When the terrorist planes hit the World Trade Center and the Pentagon, McGruder was not thinking about the next turn in his career path; rather, he was doing what Huey and the other Boondocks kids do a lot of: watching television. "I watched five straight days of television. I was shocked by what happened. But I was also shocked by the simplistic nature of a lot of the commentary--this whole 'good' versus 'evil' analysis that sounded like something from fifth grade. And I started to recognize that this was going to be a defining moment in my career," recalls McGruder, who acknowledges that Huey tends to channel his most passionately held views. "I decided that I was going to risk throwing my career away. I absolutely thought that was the risk I was taking."
Why take the risk?
"The Boondocks is not an alternative weekly strip. This is not a website strip. This is in the Washington Post," he explains. "It just seemed like nobody else was going to say the things that needed to be said in the places where I had an opportunity to raise questions about the war--in newspapers that millions of people read every day."
McGruder is not the only cartoonist upholding the craft's honorable tradition of tweaking the powerful. Despite pressure from many editors to narrow the discourse--because, in the words of Soup to Nutz cartoonist and National Cartoonist Society spokesman Rick Stromoski, "sales and subscriptions are down, and papers are afraid of offending their communities and losing even more readers"--a number of editorial-page cartoonists have poked and prodded more than most mainstream journalists. Pulitzer Prize-winner Steve Benson has created a tremendous stir in Phoenix, where his cartoons for the conservative Arizona Republic have attacked "war fever" and mocked superpatriots; angry readers have condemned Benson for what one described as "a vile tirade upon the people of the United States." Kentucky's Joel Pett has wondered aloud whether the antiterrorist cause might be better served by more food drops and fewer bombs.
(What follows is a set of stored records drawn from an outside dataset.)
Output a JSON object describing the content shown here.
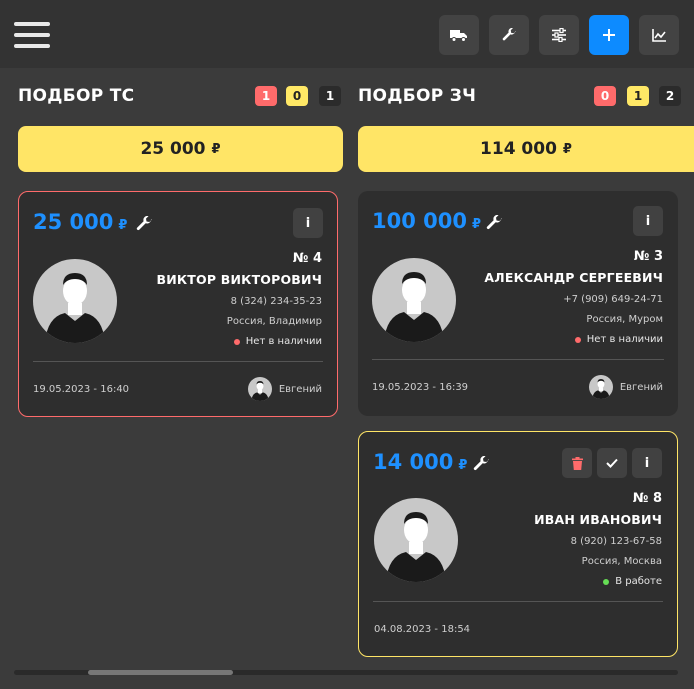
{
  "header": {
    "buttons": [
      {
        "icon": "truck-icon"
      },
      {
        "icon": "wrench-icon"
      },
      {
        "icon": "sliders-icon"
      },
      {
        "icon": "plus-icon"
      },
      {
        "icon": "chart-icon"
      }
    ]
  },
  "columns": [
    {
      "title": "ПОДБОР ТС",
      "counts": [
        "1",
        "0",
        "1"
      ],
      "total": "25 000",
      "cards": [
        {
          "price": "25 000",
          "number": "№ 4",
          "name": "ВИКТОР ВИКТОРОВИЧ",
          "phone": "8 (324) 234-35-23",
          "location": "Россия, Владимир",
          "status": "Нет в наличии",
          "status_color": "#ff6b6b",
          "date": "19.05.2023 - 16:40",
          "user": "Евгений",
          "info_label": "i"
        }
      ]
    },
    {
      "title": "ПОДБОР ЗЧ",
      "counts": [
        "0",
        "1",
        "2"
      ],
      "total": "114 000",
      "cards": [
        {
          "price": "100 000",
          "number": "№ 3",
          "name": "АЛЕКСАНДР СЕРГЕЕВИЧ",
          "phone": "+7 (909) 649-24-71",
          "location": "Россия, Муром",
          "status": "Нет в наличии",
          "status_color": "#ff6b6b",
          "date": "19.05.2023 - 16:39",
          "user": "Евгений",
          "info_label": "i"
        },
        {
          "price": "14 000",
          "number": "№ 8",
          "name": "ИВАН ИВАНОВИЧ",
          "phone": "8 (920) 123-67-58",
          "location": "Россия, Москва",
          "status": "В работе",
          "status_color": "#66dd55",
          "date": "04.08.2023 - 18:54",
          "info_label": "i"
        }
      ]
    }
  ],
  "currency": "₽",
  "colors": {
    "accent": "#0d8bff",
    "price": "#1e90ff",
    "total_bg": "#ffe566",
    "danger": "#ff6b6b"
  }
}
The Philadelphia Inquirer's Tony Auth, the Philadelphia Daily News's Signe Wilkinson and the Sacramento Bee's Rex Babin have savaged the Bush Administration's assaults on civil liberties and decision to rely on military tribunals. And, though far gentler than in his heyday, Trudeau has used his Doonesbury strip--which often appears on editorial pages--to address anti-Arab stereotyping, slack media coverage and the dubious alliances made between the United States and Afghan warlords.
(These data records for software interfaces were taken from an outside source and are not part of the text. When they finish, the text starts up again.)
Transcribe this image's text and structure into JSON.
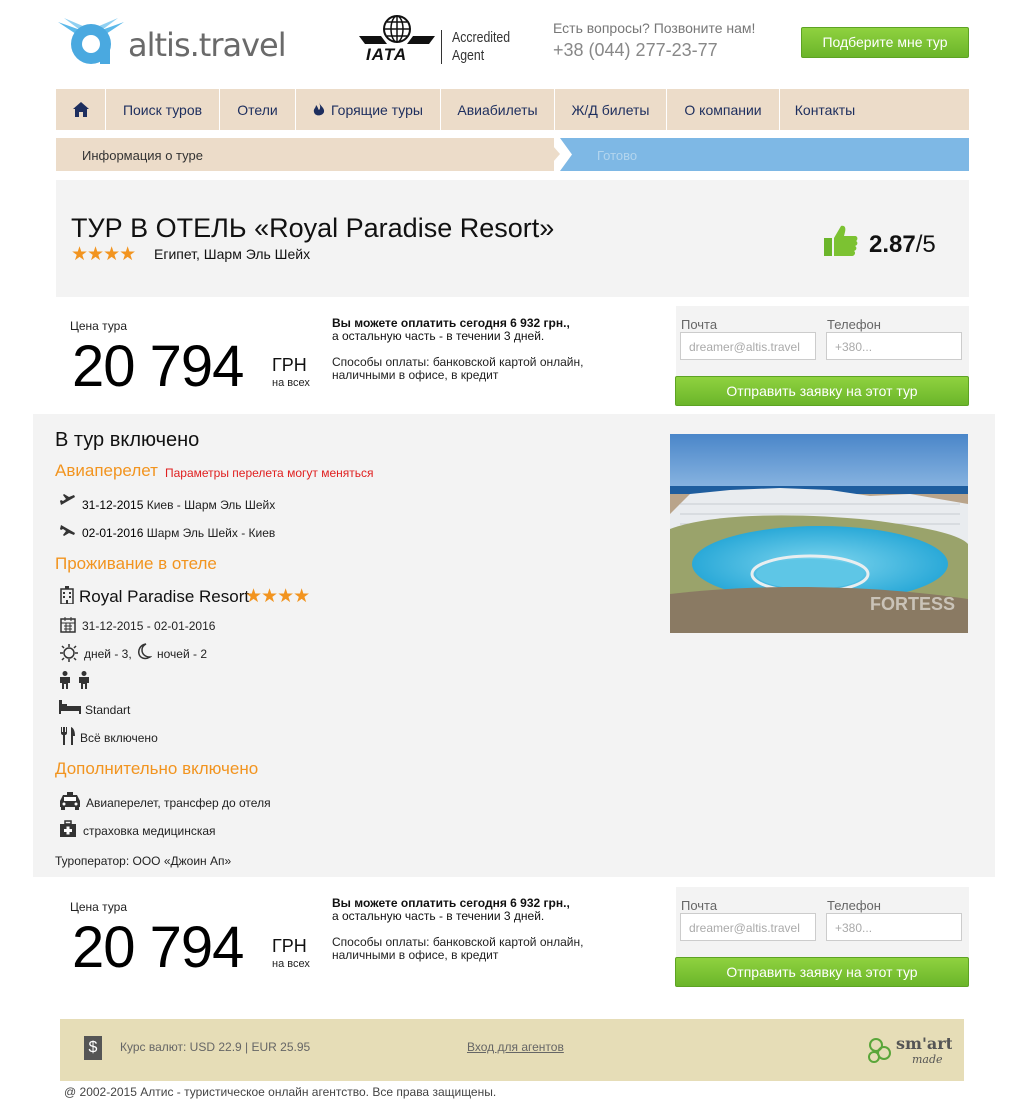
{
  "header": {
    "logo_text": "altis.travel",
    "iata_word": "IATA",
    "accredited_line1": "Accredited",
    "accredited_line2": "Agent",
    "question": "Есть вопросы? Позвоните нам!",
    "phone": "+38 (044) 277-23-77",
    "pick_button": "Подберите мне тур"
  },
  "nav": {
    "items": [
      {
        "label": "Поиск туров"
      },
      {
        "label": "Отели"
      },
      {
        "label": "Горящие туры"
      },
      {
        "label": "Авиабилеты"
      },
      {
        "label": "Ж/Д билеты"
      },
      {
        "label": "О компании"
      },
      {
        "label": "Контакты"
      }
    ]
  },
  "steps": {
    "step1": "Информация о туре",
    "step2": "Готово"
  },
  "tour": {
    "title": "ТУР В ОТЕЛЬ «Royal Paradise Resort»",
    "hotel_stars": 4,
    "stars_text": "★★★★",
    "location": "Египет, Шарм Эль Шейх",
    "rating_value": "2.87",
    "rating_max": "/5"
  },
  "price": {
    "label": "Цена тура",
    "value": "20 794",
    "currency": "ГРН",
    "currency_sub": "на всех",
    "pay_today_bold": "Вы можете оплатить сегодня 6 932 грн.,",
    "pay_today_rest": "а остальную часть - в течении 3 дней.",
    "methods_line1": "Способы оплаты: банковской картой онлайн,",
    "methods_line2": "наличными в офисе, в кредит"
  },
  "form": {
    "email_label": "Почта",
    "email_placeholder": "dreamer@altis.travel",
    "phone_label": "Телефон",
    "phone_placeholder": "+380...",
    "send_button": "Отправить заявку на этот тур"
  },
  "included": {
    "heading": "В тур включено",
    "flight_heading": "Авиаперелет",
    "flight_note": "Параметры перелета могут меняться",
    "flights": [
      {
        "date": "31-12-2015",
        "route": "Киев - Шарм Эль Шейх"
      },
      {
        "date": "02-01-2016",
        "route": "Шарм Эль Шейх - Киев"
      }
    ],
    "stay_heading": "Проживание в отеле",
    "hotel_name": "Royal Paradise Resort",
    "dates": "31-12-2015 - 02-01-2016",
    "days": "дней - 3,",
    "nights": "ночей - 2",
    "room": "Standart",
    "meal": "Всё включено",
    "extra_heading": "Дополнительно включено",
    "transfer": "Авиаперелет, трансфер до отеля",
    "insurance": "страховка медицинская",
    "operator": "Туроператор: ООО «Джоин Ап»",
    "photo_watermark": "FORTESS"
  },
  "footer": {
    "dollar": "$",
    "rates": "Курс валют: USD 22.9 | EUR 25.95",
    "agents_link": "Вход для агентов",
    "smart_top": "sm'art",
    "smart_bottom": "made",
    "copyright": "@ 2002-2015   Алтис - туристическое онлайн агентство. Все права защищены."
  },
  "colors": {
    "accent_orange": "#f2941f",
    "nav_bg": "#ecdcc9",
    "button_green": "#7cc232",
    "step_blue": "#7eb8e5",
    "footer_bg": "#e6ddb7"
  }
}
Gary Huck and Mike Konopacki, whose cartoons frequently appear in labor-union publications, have dissected war profiteering by corporations. Ted Rall, who is published in alternative weeklies and a growing number of daily papers, has exposed the excesses of corporate America (one of his cartoons, titled "America's business leaders consider their role in the war," features an executive crowing, "I laid off thousands of people and scored a bailout"); in addition, Rall has filed some of the best war reporting from Afghanistan by an American journalist. And no one has skewered the mindless patriotism of the media better than Dan Perkins, whose Tom Tomorrow strip coined the phrase "We must dismantle our democracy in order to save it."
But while many editorial cartoons are syndicated, none reach the audience that The Boondocks does daily. Thus when Huey started raising a ruckus, a lot of people noticed. One night last fall, when the LA-based cartoonist was visiting his parents in Maryland, McGruder sat down with Mom and Dad to watch a segment on ABC's Nightline portray him as one of America's most controversial commentators. Despite his off-message message, offers keep coming McGruder's way from Hollywood; he's developing an animated version of The Boondocks that's expected to show up as a network series this fall, and he's writing movie scripts--including one about George W. Bush's theft of the 2000 election. "If we can get it made, it will be a miracle," jokes McGruder, who calls Bush "our almost-elected leader." Weighing the continued success of The Boondocks and his Hollywood options against the recent controversy, McGruder says, "I can't say I've suffered. A few papers pulled [the strip] but most of them haven't. And the publicity has just drawn attention to what I'm doing."
Indeed, McGruder wonders why so few successful artists speak out about race, class, war and Bush's court-ordered presidency. "I understand that in a capitalist society, anger at the system is a luxury. But some people are on top of the system. Why don't they speak out?" he asks. "The only time I really get upset is when I see someone like Oprah [Winfrey], who has the money, who has the power, and I think, 'What is holding you back from changing the world, from changing the world in a drastic way?'" Adds McGruder, who has frequently used The Boondocks to criticize African-American celebrities who take the cautious route, "Some of these people clearly decided, at some point, not to take any risks. I can't do that." So Huey Freeman refuses to shut up. "I'm going to stay cynical, resist this bandwagon war," the cartoon character told his pal Caesar in a recent strip. "Sure, my kind may be obsolete. But so what?"
Actually, McGruder says, he doesn't believe Huey's thinking--or his own--to be obsolete, or even all that radical. "I really think that what I am doing with The Boondocks is common sense. It's just that when no one in a position to be heard is speaking out, common sense seems radical," he says, sounding distinctly like Huey as he adds, "How's that for irony: We live in a time when common-sense statements seem radical."